(Dataset rows describing interfaces)
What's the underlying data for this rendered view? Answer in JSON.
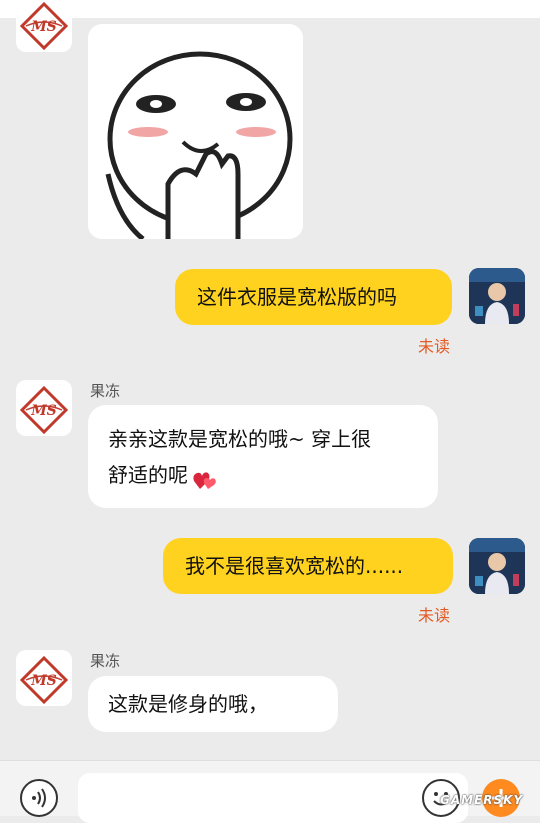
{
  "seller": {
    "name": "果冻"
  },
  "messages": [
    {
      "from": "seller",
      "type": "sticker",
      "sticker": "shy-face-sticker"
    },
    {
      "from": "user",
      "text": "这件衣服是宽松版的吗",
      "status": "未读"
    },
    {
      "from": "seller",
      "sender": "果冻",
      "lines": [
        "亲亲这款是宽松的哦~ 穿上很",
        "舒适的呢"
      ],
      "emoji": "heart-emoji"
    },
    {
      "from": "user",
      "text": "我不是很喜欢宽松的......",
      "status": "未读"
    },
    {
      "from": "seller",
      "sender": "果冻",
      "text": "这款是修身的哦，"
    }
  ],
  "input": {
    "placeholder": ""
  },
  "watermark": "GAMERSKY",
  "colors": {
    "user_bubble": "#ffd21f",
    "seller_bubble": "#ffffff",
    "unread": "#e35a24",
    "plus": "#ff8a1f"
  },
  "icons": [
    "voice-icon",
    "emoji-icon",
    "plus-icon"
  ]
}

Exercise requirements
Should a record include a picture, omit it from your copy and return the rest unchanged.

Written response
What's the underlying data for this rendered view? Answer in JSON.
{
  "seller": {
    "name": "果冻"
  },
  "messages": [
    {
      "from": "seller",
      "type": "sticker",
      "sticker": "shy-face-sticker"
    },
    {
      "from": "user",
      "text": "这件衣服是宽松版的吗",
      "status": "未读"
    },
    {
      "from": "seller",
      "sender": "果冻",
      "lines": [
        "亲亲这款是宽松的哦~ 穿上很",
        "舒适的呢"
      ],
      "emoji": "heart-emoji"
    },
    {
      "from": "user",
      "text": "我不是很喜欢宽松的......",
      "status": "未读"
    },
    {
      "from": "seller",
      "sender": "果冻",
      "text": "这款是修身的哦，"
    }
  ],
  "input": {
    "placeholder": ""
  },
  "watermark": "GAMERSKY",
  "colors": {
    "user_bubble": "#ffd21f",
    "seller_bubble": "#ffffff",
    "unread": "#e35a24",
    "plus": "#ff8a1f"
  },
  "icons": [
    "voice-icon",
    "emoji-icon",
    "plus-icon"
  ]
}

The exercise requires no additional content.